A real estate agent has spammed 300 households with a letter warning them their property values would plunge when a public housing block was built nearby.
Harcourts salesman Chris Parsons claimed many of his clients in Mandurah, south of Perth, planned to sell up rather than have 100 ‘socially disadvantaged’ new neighbours.
Mr Parsons said he and other residents were concerned about the $28.1 million development’s ‘obvious effect on property values’.
The document, bearing the Harcourts Mandurah letterhead, asked if the home owner had been informed of the new building in their suburb.
Real estate agent spams households with offensive warning about new development to house homeless and ‘socially disadvantaged’ people
‘I am writing to you directly due to your close proximity to the upcoming development of a 50-apartment complex that will house up to 100 homeless and ‘socially disadvantaged’ residents,’ the letter sent on Monday began.
‘Many of my previous clients have already come to me with intentions to move out of the area after hearing of what is coming.
‘I personally live in and own a home close to this planned development and have my own concerns, including the obvious effect on property values.’
Labor MP Simon McGurk (pictured second right) announcing that the WA Government would increase its investment in Mandurah Common Ground to $28.1 million.
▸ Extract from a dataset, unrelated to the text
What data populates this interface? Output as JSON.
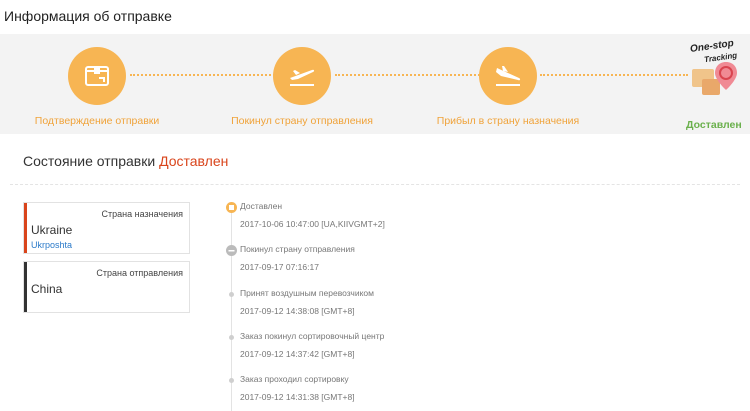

The development was this week the subject of a letter saying it would affect house prices
Mr Parsons wrote that he met with the developers and discovered that due to council zoning rules, ‘little to no’ community consultation was required.
He told residents to call or email him to find out more about ‘what this could mean for the future value of your home’.
Outraged recipients posted the letter on local social media groups, speculating that the letter was really a ploy to drive sales.
‘To me it looks like a scare tactics letter for him to get you to sell your house. Do your homework. Plus this if it is true is a great project that will help so many less fortunate have a safe, warm place to live,’ one local wrote.
Real estate agent Chris Parsons has apologised after spamming households with a warning about a new development to house homeless people in Mandurah, WA
After recipients complained, Mr Parsons wrote a grovelling apology and handed it out to the same 300 homes on Wednesday.
‘I would like to apologise for any concerns this has caused, as a resident of this neighbourhood and a local real estate agent I have had discussions with members of the public around this topic and I was looking to gather further information, so that I could be in a better position to assist home owners where I can,’ he wrote.
‘It was not my intention to generate negativity around this development but instead to get a better understanding of the community sentiment in a small sample area within close proximity to the site.’
Mr Parsons added that he was confident the facility ‘will be of benefit to the community’ and be well run and maintained by local and state governments.
He wrote that Harcourts Mandurah had collected donations for a homeless support group in the area for more than 10 years.
Chris Parsons issued a grovelling apology letter after his initial letter did not go down well with locals in Mandurah
The company said the initial letter was a case of Mr Parsons ‘flying solo’ and that it did not believe he was acting with any malice towards homeless people.
‘We have investigated the matter and can confirm this is the result of an error in judgement, rather than any deliberate attempt to agitate or create negativity,’ Harcourts Australia chief operations officer Lisa Pennell said.
‘The agent in question is a relatively new team member and was genuinely attempting to engage with his local community to gauge sentiment and provide advice around the market.
‘He personally lives in a property he owns in the direct vicinity of the proposed development.
‘Chris is sincerely sorry for any distress caused and the office will ensure appropriate processes are followed for sign off of marketing material going forward.’
Ms Pennell listed 13 charities and seven local businesses Harcourts Mandurah had raised money for and claimed it sponsored 43 local and overseas community organisations.